Note: This blog post article is the seventh in a series of twelve articles on musculoskeletal conditions of the low back (lumbar spine) and pelvis. For the rest of the articles in the series, scroll to the end of this article.
Piriformis syndrome is a condition in which the piriformis muscle compresses the sciatic nerve, causing symptoms of sciatica into the lower extremity.
Description of Piriformis Syndrome
Normally, the sciatic nerve exits from the internal pelvis into the buttocks between the piriformis muscle and the superior gemellus muscle. However, approximately 10% to 20% of the time, part or all of the sciatic nerve either exits through the piriformis, or above it, between the piriformis and the gluteus medius (Fig. 16). Regardless of the relationship of the piriformis and sciatic nerve, if the muscle is tight enough, the nerve may be compressed, resulting in sciatica. This condition is often said to cause “pseudo sciatica”; however, this term does not make sense and shows a bias toward bony or disc impingement on the nerve. If compression of the sciatic nerve occurs and symptoms of sciatica are experienced, then regardless of the cause, it can be correctly termed sciatica.
Mechanism and Causes of Piriformis Syndrome
The piriformis muscle can become tight due to overuse. The piriformis acts as a lateral rotator of the thigh at the hip joint as well as a contralateral rotator of the pelvis at the hip joint (contralateral rotation of the pelvis occurs when planting and cutting [planting the foot and pivoting to change directions] during sports). The piriformis is also functionally important toward stabilizing the sacrum at the sacroiliac joint and stabilizing the hip joint.
Note: Treatment Considerations in Brief for Piriformis Syndrome
Because piriformis syndrome is a condition of muscular origin, it makes sense that it will respond well to soft tissue manipulation. Moist heat, massage, and stretching are all very beneficial. Pin and stretch technique is particularly effective when working on the piriformis.
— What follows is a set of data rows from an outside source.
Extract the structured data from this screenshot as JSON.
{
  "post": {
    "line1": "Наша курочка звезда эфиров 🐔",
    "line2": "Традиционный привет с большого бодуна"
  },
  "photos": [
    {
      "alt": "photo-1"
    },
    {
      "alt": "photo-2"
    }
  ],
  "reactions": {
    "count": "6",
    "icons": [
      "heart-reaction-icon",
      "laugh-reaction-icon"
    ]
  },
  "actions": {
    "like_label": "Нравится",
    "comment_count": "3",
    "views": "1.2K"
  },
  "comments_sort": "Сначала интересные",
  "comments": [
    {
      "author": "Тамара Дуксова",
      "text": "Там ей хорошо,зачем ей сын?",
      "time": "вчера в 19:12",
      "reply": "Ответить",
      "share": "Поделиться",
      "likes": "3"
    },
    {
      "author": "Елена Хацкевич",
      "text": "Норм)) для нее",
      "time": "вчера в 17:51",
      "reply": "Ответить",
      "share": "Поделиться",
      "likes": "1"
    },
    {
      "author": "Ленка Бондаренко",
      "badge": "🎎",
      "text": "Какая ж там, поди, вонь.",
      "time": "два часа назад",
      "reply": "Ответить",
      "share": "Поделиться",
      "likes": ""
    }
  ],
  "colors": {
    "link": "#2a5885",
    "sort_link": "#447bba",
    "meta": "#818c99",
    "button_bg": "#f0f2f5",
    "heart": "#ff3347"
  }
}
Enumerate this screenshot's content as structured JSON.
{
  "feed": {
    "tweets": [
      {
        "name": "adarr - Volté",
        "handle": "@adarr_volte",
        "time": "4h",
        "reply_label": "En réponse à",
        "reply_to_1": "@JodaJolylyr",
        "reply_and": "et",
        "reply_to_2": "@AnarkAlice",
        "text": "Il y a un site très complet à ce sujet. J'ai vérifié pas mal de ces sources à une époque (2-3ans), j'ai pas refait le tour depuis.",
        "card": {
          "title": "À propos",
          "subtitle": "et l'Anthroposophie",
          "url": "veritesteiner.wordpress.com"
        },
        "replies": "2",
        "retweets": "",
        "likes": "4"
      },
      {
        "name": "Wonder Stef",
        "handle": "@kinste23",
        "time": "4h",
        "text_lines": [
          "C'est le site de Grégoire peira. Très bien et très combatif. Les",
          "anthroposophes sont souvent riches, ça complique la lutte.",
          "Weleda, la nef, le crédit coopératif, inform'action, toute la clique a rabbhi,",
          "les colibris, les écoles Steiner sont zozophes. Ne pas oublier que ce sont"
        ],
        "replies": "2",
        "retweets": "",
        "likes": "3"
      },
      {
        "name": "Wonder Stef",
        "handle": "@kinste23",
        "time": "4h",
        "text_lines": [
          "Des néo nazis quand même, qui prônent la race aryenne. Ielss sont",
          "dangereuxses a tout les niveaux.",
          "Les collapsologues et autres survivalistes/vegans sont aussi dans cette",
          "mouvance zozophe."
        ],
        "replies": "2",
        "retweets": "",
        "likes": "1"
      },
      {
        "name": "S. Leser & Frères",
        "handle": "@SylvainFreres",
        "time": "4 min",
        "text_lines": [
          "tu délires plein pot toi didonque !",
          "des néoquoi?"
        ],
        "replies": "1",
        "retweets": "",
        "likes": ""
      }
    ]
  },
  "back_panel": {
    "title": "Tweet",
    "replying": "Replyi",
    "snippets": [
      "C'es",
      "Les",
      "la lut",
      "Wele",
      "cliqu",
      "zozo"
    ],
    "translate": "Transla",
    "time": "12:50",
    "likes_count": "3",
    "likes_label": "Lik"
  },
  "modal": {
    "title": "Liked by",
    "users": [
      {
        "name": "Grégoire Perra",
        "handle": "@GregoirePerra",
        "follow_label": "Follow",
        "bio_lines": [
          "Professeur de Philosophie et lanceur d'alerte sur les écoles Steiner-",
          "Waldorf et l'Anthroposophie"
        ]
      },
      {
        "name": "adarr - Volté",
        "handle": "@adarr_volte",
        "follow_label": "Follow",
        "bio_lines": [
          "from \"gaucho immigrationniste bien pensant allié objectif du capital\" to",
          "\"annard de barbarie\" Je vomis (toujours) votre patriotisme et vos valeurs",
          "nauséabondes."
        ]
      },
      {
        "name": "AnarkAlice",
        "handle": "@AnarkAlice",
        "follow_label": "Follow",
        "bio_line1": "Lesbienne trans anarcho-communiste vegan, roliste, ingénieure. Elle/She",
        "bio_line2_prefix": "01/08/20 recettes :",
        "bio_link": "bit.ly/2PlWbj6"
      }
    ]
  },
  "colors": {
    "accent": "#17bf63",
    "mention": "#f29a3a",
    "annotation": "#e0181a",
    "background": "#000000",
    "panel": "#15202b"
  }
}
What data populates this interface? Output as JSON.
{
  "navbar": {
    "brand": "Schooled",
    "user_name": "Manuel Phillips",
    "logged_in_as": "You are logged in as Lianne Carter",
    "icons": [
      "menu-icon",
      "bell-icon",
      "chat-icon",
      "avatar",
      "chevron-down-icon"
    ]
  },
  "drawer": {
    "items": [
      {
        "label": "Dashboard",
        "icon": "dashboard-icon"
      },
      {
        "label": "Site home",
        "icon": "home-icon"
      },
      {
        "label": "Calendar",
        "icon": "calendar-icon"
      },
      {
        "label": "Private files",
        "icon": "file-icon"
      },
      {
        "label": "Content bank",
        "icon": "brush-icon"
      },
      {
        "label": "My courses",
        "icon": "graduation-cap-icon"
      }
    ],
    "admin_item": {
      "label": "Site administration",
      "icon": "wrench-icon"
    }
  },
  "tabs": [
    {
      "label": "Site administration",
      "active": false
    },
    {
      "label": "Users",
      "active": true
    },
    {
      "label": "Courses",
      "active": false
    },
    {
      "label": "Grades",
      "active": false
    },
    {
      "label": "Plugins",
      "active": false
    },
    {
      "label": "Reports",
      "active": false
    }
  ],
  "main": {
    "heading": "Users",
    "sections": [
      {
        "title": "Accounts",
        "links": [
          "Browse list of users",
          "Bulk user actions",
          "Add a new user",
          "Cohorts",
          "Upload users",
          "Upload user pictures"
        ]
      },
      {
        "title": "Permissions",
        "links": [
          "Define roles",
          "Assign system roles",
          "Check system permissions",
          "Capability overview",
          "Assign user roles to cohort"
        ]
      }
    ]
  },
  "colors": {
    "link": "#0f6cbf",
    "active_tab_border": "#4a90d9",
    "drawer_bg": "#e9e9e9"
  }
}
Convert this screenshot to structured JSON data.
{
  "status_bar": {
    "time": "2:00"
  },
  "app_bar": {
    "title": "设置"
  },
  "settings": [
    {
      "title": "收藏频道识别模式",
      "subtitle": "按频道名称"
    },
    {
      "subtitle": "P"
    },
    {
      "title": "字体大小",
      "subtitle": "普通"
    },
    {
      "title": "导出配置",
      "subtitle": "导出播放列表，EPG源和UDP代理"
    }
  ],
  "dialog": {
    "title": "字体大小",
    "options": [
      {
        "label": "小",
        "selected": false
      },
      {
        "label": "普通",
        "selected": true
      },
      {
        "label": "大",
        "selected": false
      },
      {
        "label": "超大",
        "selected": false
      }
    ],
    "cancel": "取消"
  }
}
Click here for more on manual therapy treatment of Piriformis Syndrome.
(Click here for an article on another deep lateral rotator of the hip joint, the quadratus femoris.)
This blog post article is the seventh in a series of twelve articles on musculoskeletal conditions of the low back (lumbar spine) and pelvis.
The articles in this series are:
- Hypertonic / tight muscles
- Myofascial trigger points
- Joint dysfunction
- Sprains and strains
- Sacroiliac joint injury
- Pathologic disc conditions and sciatica
- Piriformis syndrome
- Degenerative joint disease (DJD)
- Lower crossed syndrome
- Facet syndrome